A big thank you to everyone who organized this for us. Hopefully we can find a way to continue our involvement with the schools.

What motivated you to join the Impact Initiative?
Being international student who just moved to the US, Iÿwanted to start being engaged in community development activities in Boston but it was very hard for me to do so at that point of the semester when the RC year is just kicking off. The initiative provided an easy first stepÿto start making a difference in my community.

What was the experience like?
It was amazing! The training was very helpful in setting our expectations and providing us with resources for preparation. The SA did great job in planning and executing the day and in making sure that both RCs and the school has clear expectations.

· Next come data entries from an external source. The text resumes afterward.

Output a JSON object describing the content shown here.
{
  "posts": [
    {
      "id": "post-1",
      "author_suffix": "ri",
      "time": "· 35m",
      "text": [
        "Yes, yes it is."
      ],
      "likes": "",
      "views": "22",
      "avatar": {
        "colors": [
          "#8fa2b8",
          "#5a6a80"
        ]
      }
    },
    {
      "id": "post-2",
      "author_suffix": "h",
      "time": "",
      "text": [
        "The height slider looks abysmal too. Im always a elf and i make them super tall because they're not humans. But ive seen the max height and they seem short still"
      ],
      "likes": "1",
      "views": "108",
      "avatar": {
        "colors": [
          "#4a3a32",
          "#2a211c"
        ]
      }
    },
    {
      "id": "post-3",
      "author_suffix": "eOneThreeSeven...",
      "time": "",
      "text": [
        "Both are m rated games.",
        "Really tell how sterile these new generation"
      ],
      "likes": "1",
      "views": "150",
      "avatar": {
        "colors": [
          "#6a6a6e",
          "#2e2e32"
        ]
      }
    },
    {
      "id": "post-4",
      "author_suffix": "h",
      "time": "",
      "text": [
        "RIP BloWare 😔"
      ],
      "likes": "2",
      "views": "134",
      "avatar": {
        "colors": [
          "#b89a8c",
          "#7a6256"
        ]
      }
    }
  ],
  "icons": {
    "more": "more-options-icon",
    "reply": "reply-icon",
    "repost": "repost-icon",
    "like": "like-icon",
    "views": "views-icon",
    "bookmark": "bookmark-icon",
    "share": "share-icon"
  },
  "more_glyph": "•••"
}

The day was very impactful for me and for my colleagues: the children were very open to share their experiences and talk about their hopes, challenges, and fears. As we (RCs) shared our stories and talked about leadership qualities, we could see that some of them have strong leadership potential, and I really hope we could engage with them more in the future.

.and your most memorable moment?
When my colleague and I told the kids that we go to HBS, one of them said: “isn’t that a lot of money?!,” after a very diplomatic, very well-thought of answer from my colleague, I remember that it was the same comment I used to get from underprivileged kids in Cairo when I told them I go to the American University in Cairo, which made me smile. The incident resonated well with me as it was a symbol for the commonalities kids share regardless of geographies, ethnicities, and backgrounds: a key take away of the day.

Anything else you would like to add?
It was pretty hard to keep the kids focused on a specific topic, I have huge respect for all teachers more than ever!

September 27, 2010
Want to Sponsor The Harbus?

You can sponsor the Harbus website to reach the Harvard Community. Learn more.


We are addicted to WordPress development and provide Easy to using & Shine Looking themes selling on ThemeForest.

Tel : (000) 456-7890
Email :